Lotus Magellan was a DOS-based search indexing tool announced by Lotus Software in January 1989 and shipped that April. It's retail price was $179 to $199, but was often discounted to below $100.

This product was an interesting concept - essentially it scanned the contents or your hard disk and floppy disks and built a "master index" of its content. Initial indexing was offered at the time of install, which could sometimes take 1 hour to several hours depending on how many files were stored.

With its ability to open 16 different file formats for viewing without the need to load the application (or even have it installed), it was a very useful tool for anyone with a lot of disparate data across many media. Such viewers included Lotus 1-2-3, dBASE III, WordPerfect, Word, DisplayWrite, WordStar, and MultiMate.

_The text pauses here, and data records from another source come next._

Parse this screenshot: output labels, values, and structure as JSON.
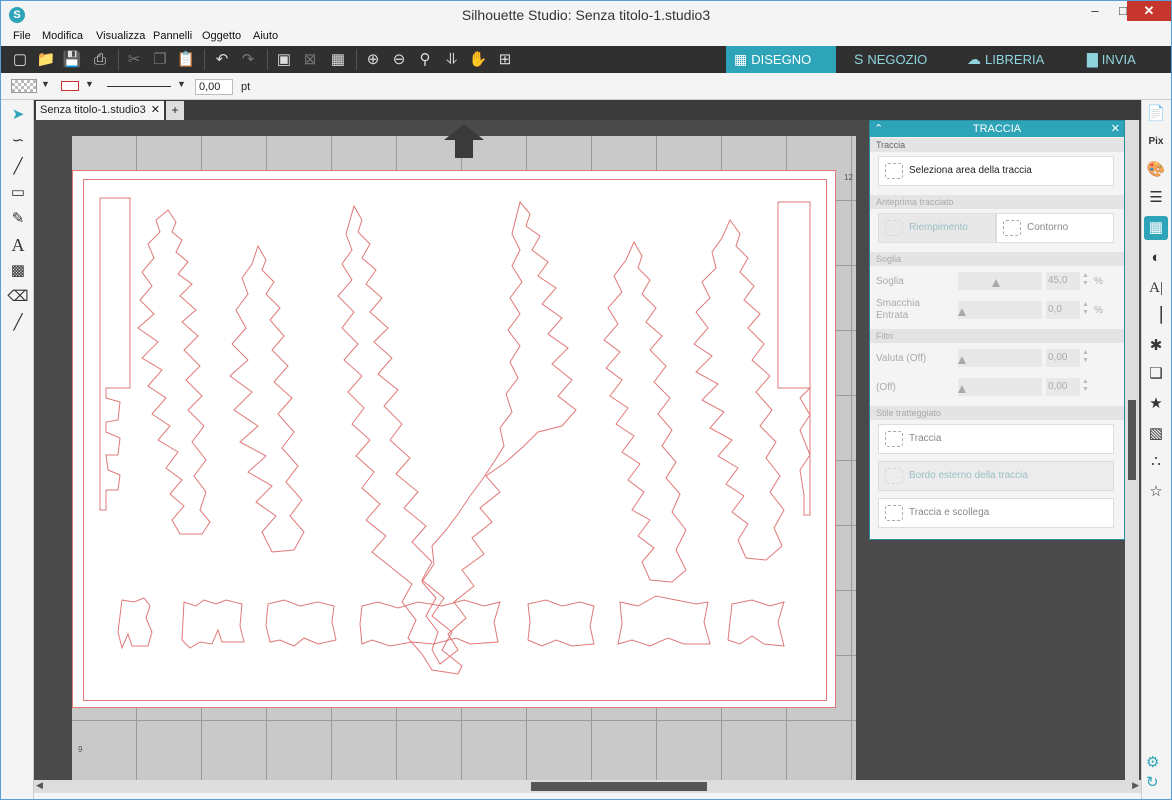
{
  "window": {
    "title": "Silhouette Studio: Senza titolo-1.studio3",
    "controls": {
      "minimize": "–",
      "maximize": "□",
      "close": "✕"
    }
  },
  "menu": [
    "File",
    "Modifica",
    "Visualizza",
    "Pannelli",
    "Oggetto",
    "Aiuto"
  ],
  "toolbar": {
    "tabs": [
      {
        "label": "DISEGNO",
        "icon": "grid-icon",
        "glyph": "▦"
      },
      {
        "label": "NEGOZIO",
        "icon": "store-icon",
        "glyph": "S"
      },
      {
        "label": "LIBRERIA",
        "icon": "cloud-icon",
        "glyph": "☁"
      },
      {
        "label": "INVIA",
        "icon": "cutter-icon",
        "glyph": "▇"
      }
    ]
  },
  "options": {
    "line_width": "0,00",
    "unit": "pt"
  },
  "document": {
    "tab_label": "Senza titolo-1.studio3",
    "close_glyph": "✕",
    "add_glyph": "+"
  },
  "canvas": {
    "ruler_top_right": "12",
    "ruler_bottom_left": "9"
  },
  "trace_panel": {
    "title": "TRACCIA",
    "section_trace": "Traccia",
    "select_area": "Seleziona area della traccia",
    "section_preview": "Anteprima tracciato",
    "fill": "Riempimento",
    "outline": "Contorno",
    "section_threshold": "Soglia",
    "threshold_label": "Soglia",
    "threshold_value": "45,0",
    "threshold_unit": "%",
    "blur_label": "Smacchia Entrata",
    "blur_value": "0,0",
    "blur_unit": "%",
    "section_filters": "Filtri",
    "filter1_label": "Valuta (Off)",
    "filter1_value": "0,00",
    "filter2_label": "(Off)",
    "filter2_value": "0,00",
    "section_style": "Stile tratteggiato",
    "style_trace": "Traccia",
    "style_outer": "Bordo esterno della traccia",
    "style_detach": "Traccia e scollega"
  },
  "colors": {
    "accent": "#2ea4b8",
    "cut_line": "#e07878",
    "toolbar_bg": "#303030"
  }
}
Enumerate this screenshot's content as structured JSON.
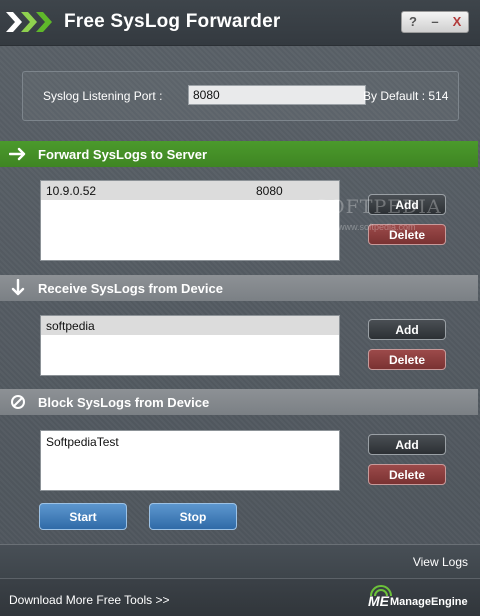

In 1989, PC Magazine had this to say about Magellan: "Move over, Peter Norton. Lotus Magellan could well be the finest utility ever written for the PC. This program belongs on every PC. Magellan is a $139 information manager that lets you locate any and every related piece of information on your disk in under 3 seconds, display the information in context, and launch into that program that was the source of the information."

Main Screen showing list of matching files on left and content on right

Magellan was the brainchild of Bill and Larry Gross, whose former company, GNP Development, had been bought by Lotus Development in 1986. Both stayed on as employees of Lotus for 7 more years, creating products under the Lotus brand such as HAL (the natural language interface for Lotus 1-2-3) and Magellan.

One of its key strengths was its fuzzy search capability which connected files by relative frequency of keywords, allowing the user to organise related data no matter where or in what format if existed on the user's computer. Incredibly, the every-word index created by Magellan took up only about 1 MB for every 20 MB indexed.

Magellan's Explore dialog

Magellan's Explore dialog

Using the tool was easy. Simply hit the Explore key (F9), type in a set of words on what you're looking for, and within a matter of seconds Magellan finds all files matching the phrase. You could choose to search the entire index, or just a subset such as all *.DOC files or every file under C:\Docs

A column of matching files appears on the left-hand side of the screen ranked by closeness of match, from which you can then see its content on the right-hand side. It you then chose to edit the file, simply hit the Launch key (F7) to open the parent application of that file type. When the leave the application, Magellan automatically reappears. Using the Gather feature (F5) you can copy portions of files and paste them into a single file.

Unfortunately for Bill and Larry, Lotus really didn't know what to make of Magellan. Bear in the mind the product came along in the 1-2-3 and Agenda heyday, so a small utility wasn't really something they knew how to market.

Magellan 2.0 came out in April 1990 and sold for $195 ($39 for existing users looking to upgrade), offering much new functionality. One of these was support for PKware's zip-compressed files - the viewers could show the files as if unzipped, and you could also search, index, print, gather and copy from zip files. It got a built-in ASCII editor and menu support, and the number of viewers went from 15 to 38, including some for graphics (PIC, GIF, TIFF, PCX and DRW), AlphaWorks database, Compuserve Message, Microsoft Excel, Framework II, Paradox, PFS Professional Write, PFS: First Choice, Q&A Write, and Quattro. Magellan's index would also automatically update itself after a period of keyboard activity. A command recorder was also added that tracks activity within files, which allowed the user to go back and see what was done in the past. File manipulation was also extended, with undelete, backup and restore, and verify now available.

In December of the same year, Lotus issued an announcement that a "Bonus Viewer Disk" would be available, free to registered users, and include seven new file viewers and add mouse support.

No further versions beyond 2.0 were created for DOS, but Magellan did make the transition to Windows.